• _Interface dataset entries_
────────────────────

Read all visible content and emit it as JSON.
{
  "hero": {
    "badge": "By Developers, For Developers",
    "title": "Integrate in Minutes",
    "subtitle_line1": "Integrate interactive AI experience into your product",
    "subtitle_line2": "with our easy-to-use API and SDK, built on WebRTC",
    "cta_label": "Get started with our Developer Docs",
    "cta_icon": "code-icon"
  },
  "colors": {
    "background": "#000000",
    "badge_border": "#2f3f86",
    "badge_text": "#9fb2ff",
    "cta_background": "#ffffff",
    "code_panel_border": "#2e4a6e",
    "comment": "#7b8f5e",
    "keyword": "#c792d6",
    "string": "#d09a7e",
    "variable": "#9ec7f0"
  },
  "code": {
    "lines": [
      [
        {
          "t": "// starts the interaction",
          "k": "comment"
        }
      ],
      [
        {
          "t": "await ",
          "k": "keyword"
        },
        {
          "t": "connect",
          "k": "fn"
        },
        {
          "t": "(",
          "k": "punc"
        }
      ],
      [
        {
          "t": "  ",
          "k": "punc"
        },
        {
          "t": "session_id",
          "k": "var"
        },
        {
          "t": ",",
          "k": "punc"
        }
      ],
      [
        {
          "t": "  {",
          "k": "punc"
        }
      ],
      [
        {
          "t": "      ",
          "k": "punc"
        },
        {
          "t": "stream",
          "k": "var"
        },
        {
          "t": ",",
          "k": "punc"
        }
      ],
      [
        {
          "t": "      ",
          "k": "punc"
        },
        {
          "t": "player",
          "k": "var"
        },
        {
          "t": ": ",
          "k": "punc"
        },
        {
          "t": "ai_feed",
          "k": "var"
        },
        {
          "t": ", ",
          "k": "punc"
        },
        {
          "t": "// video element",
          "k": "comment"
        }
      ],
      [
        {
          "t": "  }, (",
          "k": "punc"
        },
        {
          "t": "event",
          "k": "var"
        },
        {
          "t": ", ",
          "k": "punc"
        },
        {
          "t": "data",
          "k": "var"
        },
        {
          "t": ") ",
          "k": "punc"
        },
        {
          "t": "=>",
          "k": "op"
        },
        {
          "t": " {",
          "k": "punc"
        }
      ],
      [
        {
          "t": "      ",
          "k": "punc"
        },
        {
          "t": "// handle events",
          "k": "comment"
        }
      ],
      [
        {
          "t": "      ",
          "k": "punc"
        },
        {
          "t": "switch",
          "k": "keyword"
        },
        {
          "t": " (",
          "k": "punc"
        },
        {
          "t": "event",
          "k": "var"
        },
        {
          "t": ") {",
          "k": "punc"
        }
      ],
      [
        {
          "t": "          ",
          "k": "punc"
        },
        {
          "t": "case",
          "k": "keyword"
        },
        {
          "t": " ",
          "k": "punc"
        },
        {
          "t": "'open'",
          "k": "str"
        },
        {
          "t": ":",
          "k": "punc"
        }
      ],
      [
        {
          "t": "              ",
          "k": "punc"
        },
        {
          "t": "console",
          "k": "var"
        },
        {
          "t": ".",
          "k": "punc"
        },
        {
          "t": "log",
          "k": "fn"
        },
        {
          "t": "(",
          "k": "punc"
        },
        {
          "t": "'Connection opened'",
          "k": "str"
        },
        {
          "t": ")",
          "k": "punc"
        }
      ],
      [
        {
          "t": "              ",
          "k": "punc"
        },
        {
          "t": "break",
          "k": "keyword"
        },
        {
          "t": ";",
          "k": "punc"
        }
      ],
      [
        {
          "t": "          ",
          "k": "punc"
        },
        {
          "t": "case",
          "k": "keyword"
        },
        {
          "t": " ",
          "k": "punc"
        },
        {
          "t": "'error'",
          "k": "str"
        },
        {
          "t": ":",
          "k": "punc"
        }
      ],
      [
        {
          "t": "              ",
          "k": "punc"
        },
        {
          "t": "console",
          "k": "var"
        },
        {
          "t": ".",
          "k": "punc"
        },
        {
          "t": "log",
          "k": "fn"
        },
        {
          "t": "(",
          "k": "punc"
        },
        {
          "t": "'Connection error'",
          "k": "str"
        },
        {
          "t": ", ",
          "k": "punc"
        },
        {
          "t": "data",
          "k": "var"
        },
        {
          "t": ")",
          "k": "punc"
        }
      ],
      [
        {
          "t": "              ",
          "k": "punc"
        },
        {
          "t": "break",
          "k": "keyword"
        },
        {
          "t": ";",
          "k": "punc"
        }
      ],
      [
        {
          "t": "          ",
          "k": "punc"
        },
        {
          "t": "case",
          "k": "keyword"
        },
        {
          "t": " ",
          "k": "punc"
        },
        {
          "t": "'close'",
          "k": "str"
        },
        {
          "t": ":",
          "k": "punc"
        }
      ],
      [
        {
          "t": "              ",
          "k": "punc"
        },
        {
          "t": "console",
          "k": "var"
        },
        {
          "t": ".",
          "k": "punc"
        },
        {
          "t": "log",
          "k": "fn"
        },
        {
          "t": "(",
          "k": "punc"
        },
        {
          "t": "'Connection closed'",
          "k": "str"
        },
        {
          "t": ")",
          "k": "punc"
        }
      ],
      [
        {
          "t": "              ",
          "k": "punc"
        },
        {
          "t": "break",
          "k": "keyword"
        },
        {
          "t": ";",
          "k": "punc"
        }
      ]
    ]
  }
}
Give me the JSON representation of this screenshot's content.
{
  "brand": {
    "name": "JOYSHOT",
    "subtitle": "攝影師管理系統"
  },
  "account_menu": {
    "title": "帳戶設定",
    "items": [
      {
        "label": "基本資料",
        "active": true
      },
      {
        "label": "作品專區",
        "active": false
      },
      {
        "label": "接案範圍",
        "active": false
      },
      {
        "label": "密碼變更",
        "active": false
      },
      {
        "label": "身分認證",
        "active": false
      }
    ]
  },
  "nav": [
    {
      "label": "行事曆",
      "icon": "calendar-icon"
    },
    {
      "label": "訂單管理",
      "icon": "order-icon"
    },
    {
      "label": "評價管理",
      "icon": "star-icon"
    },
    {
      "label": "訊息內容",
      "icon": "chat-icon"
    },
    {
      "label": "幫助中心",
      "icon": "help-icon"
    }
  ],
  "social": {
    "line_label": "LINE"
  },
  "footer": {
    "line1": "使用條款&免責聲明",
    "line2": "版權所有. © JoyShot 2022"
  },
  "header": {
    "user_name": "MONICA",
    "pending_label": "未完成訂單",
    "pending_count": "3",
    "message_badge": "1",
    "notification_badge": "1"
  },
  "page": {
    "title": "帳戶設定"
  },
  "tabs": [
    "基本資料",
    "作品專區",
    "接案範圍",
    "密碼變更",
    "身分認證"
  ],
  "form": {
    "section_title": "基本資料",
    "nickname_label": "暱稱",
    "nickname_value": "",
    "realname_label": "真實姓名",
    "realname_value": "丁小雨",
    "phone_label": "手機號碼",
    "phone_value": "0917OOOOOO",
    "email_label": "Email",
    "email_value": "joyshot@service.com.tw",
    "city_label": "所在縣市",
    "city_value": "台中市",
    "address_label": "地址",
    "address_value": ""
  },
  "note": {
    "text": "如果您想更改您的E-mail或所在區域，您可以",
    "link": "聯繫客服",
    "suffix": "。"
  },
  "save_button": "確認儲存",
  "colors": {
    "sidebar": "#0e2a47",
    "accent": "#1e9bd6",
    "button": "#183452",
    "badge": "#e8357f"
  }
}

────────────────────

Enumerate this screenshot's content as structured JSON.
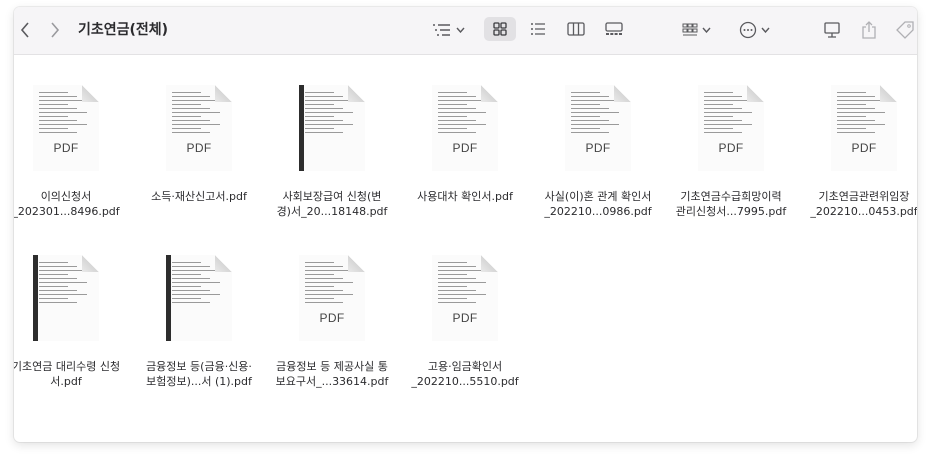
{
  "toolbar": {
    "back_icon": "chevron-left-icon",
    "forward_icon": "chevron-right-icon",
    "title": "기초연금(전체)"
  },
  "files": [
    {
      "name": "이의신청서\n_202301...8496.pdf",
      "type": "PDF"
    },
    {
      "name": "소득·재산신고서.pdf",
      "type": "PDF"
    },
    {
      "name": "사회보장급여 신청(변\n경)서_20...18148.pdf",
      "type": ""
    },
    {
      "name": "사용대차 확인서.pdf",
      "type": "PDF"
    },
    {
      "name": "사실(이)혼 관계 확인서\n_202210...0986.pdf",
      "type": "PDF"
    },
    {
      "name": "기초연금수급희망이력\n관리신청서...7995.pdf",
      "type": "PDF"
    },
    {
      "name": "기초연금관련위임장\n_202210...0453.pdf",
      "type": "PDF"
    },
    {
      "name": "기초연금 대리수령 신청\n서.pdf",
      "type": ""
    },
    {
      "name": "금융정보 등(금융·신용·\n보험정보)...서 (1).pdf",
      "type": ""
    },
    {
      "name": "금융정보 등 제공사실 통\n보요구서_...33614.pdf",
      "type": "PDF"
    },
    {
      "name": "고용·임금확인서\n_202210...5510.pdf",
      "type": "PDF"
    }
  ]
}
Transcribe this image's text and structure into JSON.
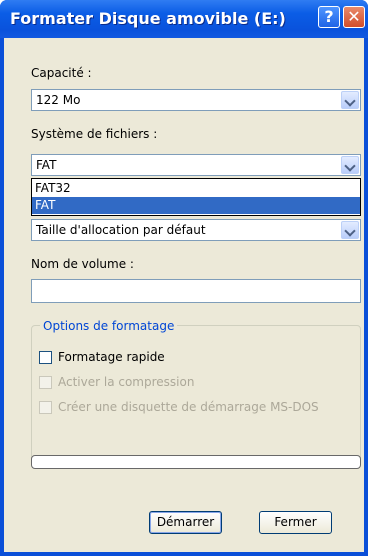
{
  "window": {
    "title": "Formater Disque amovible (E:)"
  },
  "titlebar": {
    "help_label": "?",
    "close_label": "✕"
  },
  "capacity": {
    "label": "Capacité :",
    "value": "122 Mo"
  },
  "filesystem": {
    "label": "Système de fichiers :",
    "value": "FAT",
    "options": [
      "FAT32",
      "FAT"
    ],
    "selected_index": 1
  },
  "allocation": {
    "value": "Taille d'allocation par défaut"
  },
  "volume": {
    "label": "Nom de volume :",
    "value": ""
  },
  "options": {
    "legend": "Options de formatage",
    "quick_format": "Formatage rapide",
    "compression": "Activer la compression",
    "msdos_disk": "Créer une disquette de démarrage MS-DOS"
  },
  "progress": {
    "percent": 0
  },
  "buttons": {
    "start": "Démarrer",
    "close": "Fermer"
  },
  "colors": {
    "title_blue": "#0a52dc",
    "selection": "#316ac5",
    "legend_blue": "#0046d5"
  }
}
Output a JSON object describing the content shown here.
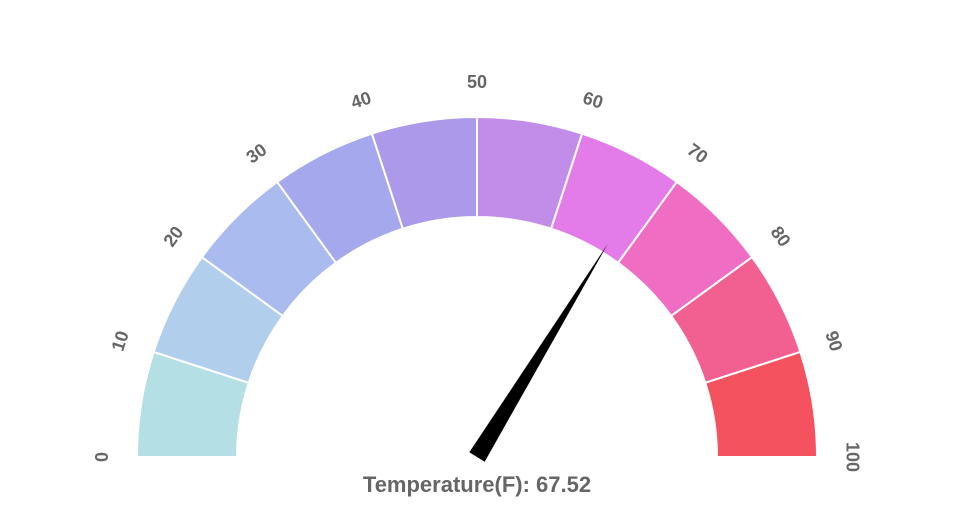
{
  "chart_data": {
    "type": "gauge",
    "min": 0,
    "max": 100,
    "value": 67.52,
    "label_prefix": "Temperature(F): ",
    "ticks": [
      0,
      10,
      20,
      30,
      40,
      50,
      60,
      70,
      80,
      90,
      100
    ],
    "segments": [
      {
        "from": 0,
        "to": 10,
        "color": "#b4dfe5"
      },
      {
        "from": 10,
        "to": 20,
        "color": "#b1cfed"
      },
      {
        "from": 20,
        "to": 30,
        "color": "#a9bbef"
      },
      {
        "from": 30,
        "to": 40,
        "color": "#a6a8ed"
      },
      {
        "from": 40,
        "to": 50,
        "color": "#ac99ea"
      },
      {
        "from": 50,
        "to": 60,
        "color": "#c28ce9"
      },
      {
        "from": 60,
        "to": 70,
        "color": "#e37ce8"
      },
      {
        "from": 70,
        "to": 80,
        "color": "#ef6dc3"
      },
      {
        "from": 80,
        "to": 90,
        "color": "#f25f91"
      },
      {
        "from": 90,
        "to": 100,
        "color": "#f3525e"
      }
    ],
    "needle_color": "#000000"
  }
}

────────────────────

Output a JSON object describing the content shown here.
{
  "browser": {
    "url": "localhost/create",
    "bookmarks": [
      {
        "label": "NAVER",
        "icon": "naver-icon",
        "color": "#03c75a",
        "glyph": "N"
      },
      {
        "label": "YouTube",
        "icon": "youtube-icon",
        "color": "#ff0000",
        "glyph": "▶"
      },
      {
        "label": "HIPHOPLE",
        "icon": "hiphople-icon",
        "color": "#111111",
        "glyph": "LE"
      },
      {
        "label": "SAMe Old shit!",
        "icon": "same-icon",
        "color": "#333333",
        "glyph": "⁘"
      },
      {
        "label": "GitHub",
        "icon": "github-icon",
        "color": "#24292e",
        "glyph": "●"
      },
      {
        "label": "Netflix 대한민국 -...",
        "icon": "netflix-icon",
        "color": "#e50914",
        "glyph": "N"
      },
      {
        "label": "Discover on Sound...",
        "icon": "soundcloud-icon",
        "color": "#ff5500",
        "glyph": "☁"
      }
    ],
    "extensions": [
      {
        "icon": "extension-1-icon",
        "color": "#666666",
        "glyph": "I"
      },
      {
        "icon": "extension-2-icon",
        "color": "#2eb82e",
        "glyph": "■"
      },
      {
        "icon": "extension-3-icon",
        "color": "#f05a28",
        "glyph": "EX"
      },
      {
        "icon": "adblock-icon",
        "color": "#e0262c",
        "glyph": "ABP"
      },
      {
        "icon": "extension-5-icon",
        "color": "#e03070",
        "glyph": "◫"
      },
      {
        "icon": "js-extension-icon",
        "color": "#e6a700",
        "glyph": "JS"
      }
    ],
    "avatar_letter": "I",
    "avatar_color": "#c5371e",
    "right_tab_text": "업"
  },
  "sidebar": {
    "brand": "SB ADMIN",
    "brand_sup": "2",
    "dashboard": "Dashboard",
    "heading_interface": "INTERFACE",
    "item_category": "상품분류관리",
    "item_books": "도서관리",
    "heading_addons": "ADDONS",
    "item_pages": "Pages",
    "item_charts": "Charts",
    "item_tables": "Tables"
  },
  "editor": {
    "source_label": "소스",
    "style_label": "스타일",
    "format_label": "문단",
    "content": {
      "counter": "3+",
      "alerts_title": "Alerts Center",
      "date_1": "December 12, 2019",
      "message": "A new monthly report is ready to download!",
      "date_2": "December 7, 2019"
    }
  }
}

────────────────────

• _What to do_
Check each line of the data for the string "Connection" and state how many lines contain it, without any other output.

• _Answer to the exercise_
3